- **What is expected**: Please copy each line in the records below that contains the string "Rolls".

==============================

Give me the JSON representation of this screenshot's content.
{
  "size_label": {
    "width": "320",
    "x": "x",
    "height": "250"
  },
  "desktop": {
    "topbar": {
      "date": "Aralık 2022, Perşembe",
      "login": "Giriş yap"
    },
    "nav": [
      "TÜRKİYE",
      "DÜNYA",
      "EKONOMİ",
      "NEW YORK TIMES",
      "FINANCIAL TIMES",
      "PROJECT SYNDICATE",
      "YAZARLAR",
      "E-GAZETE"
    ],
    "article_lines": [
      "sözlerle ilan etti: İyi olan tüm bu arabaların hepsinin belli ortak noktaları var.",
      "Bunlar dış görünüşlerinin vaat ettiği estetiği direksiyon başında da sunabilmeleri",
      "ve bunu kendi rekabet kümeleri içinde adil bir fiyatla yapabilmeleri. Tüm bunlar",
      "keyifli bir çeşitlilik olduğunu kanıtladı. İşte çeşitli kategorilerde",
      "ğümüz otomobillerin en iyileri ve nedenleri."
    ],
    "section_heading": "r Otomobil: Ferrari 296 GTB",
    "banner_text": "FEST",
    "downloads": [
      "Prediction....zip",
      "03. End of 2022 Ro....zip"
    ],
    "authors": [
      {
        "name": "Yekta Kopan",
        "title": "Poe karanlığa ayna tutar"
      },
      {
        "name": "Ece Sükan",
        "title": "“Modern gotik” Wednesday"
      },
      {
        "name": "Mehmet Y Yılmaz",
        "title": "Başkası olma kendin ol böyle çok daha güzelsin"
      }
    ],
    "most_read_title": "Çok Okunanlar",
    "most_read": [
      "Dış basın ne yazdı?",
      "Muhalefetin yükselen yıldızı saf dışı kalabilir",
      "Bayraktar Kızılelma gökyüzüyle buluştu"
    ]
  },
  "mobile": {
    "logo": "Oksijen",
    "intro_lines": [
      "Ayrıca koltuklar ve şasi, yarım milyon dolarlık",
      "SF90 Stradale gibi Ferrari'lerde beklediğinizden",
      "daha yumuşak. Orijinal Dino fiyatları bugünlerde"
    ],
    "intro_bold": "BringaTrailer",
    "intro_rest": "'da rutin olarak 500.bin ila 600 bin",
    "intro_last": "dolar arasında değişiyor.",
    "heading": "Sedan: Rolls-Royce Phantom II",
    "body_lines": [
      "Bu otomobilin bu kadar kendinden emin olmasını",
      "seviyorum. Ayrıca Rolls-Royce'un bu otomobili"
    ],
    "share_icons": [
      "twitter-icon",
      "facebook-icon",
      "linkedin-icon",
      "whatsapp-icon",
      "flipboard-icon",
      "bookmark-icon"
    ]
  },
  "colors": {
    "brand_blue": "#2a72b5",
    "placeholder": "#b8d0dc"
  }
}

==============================

- **The answer**:
    "heading": "Sedan: Rolls-Royce Phantom II",
      "seviyorum. Ayrıca Rolls-Royce'un bu otomobili"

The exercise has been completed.